Interestingly, a stronger immune response occurred when the researchers incorporated oxidized tumor cells into the SNAs. When making the lysate, the researchers treated the tumor cells with hypochlorous acid, which oxidizes — and kills — the cells. Other researchers have noted in previous clinical studies that oxidized cells create more potent immunotherapies.
“We have confirmed that’s true,” Callmann said. “And we showed that the immune system gives an even better response if the oxidized lysate is also packaged in an SNA.”
Exploring other cancers
Mirkin’s team first tested the new therapy on triple-negative breast cancer tumors because the cancer is one of the most difficult to treat. According to the Triple Negative Breast Cancer Foundation, this disease accounts for 15-20 percent of all breast cancers. The cancer tests negative for three proteins (hence the name “triple negative”) produced in large amounts by other types of breast cancer. It resists commonly used breast cancer drugs that target those three proteins.
“It’s one of the most deadly and aggressive forms of breast cancer,” Callmann said. “There are many different types of mutations, and some of the cells mutate very quickly. There is an immediate need for new treatments that work.”
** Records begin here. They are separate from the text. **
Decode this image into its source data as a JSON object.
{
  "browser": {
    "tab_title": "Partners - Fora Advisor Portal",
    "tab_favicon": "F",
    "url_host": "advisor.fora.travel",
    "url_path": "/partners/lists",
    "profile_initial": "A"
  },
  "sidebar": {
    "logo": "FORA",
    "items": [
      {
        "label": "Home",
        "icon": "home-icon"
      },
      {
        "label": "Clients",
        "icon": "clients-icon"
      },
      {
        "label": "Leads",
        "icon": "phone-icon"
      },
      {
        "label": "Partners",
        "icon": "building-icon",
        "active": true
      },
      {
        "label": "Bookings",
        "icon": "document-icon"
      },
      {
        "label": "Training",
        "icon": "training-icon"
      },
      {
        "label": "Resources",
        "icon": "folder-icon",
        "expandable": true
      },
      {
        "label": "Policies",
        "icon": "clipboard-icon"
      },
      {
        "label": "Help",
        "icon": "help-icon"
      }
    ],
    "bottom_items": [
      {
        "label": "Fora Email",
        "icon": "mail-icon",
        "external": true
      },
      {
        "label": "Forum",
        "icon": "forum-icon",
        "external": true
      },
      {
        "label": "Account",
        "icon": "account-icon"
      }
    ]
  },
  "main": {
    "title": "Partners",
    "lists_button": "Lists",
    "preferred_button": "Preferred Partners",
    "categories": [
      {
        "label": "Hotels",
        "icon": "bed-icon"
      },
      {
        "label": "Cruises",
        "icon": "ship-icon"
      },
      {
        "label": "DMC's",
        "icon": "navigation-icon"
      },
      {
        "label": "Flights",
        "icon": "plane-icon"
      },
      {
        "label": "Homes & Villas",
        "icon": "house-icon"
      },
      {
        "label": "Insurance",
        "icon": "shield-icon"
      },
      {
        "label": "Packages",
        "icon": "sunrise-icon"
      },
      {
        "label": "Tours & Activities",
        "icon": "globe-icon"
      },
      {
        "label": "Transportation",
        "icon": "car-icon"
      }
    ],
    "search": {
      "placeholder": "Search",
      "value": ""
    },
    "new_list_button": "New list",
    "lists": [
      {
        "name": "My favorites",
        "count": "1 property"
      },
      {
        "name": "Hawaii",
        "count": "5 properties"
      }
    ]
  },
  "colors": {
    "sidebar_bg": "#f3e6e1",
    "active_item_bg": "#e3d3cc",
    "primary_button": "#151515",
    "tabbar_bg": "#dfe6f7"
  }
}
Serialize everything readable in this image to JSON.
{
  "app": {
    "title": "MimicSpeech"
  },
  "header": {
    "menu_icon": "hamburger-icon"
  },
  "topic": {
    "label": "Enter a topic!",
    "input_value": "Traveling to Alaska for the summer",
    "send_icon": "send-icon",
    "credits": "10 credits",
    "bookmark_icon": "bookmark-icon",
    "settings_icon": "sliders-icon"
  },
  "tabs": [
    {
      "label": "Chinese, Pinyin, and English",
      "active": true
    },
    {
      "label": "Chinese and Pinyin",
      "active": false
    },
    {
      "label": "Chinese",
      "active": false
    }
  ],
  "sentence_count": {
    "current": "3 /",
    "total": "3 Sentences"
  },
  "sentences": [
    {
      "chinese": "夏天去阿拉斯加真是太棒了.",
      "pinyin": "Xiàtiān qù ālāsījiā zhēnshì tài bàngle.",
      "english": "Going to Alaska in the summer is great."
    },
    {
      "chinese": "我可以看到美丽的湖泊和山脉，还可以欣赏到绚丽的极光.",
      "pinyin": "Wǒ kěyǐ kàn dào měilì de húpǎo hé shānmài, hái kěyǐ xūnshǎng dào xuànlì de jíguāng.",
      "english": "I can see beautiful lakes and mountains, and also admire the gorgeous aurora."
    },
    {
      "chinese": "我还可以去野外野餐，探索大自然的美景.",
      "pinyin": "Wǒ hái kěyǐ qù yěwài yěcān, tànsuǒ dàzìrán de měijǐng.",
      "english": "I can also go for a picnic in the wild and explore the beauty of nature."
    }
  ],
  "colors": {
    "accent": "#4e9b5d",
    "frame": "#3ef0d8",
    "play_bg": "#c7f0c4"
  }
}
The researchers believe that, in theory, SNA-based immunotherapies should be an effective treatment for many types of cancer. Mirkin’s team plans to explore that next. Mirkin notes that he feels encouraged that four SNA drugs are already in human clinical trials, including a variant of the SNA used in this study in a type of immunotherapy for Merkel Cell carcinoma. That structure also was invented at Northwestern and is in a Phase 2 clinical trial conducted by Exicure, a clinical stage biotechnology startup.
Read the original article on Northwestern University.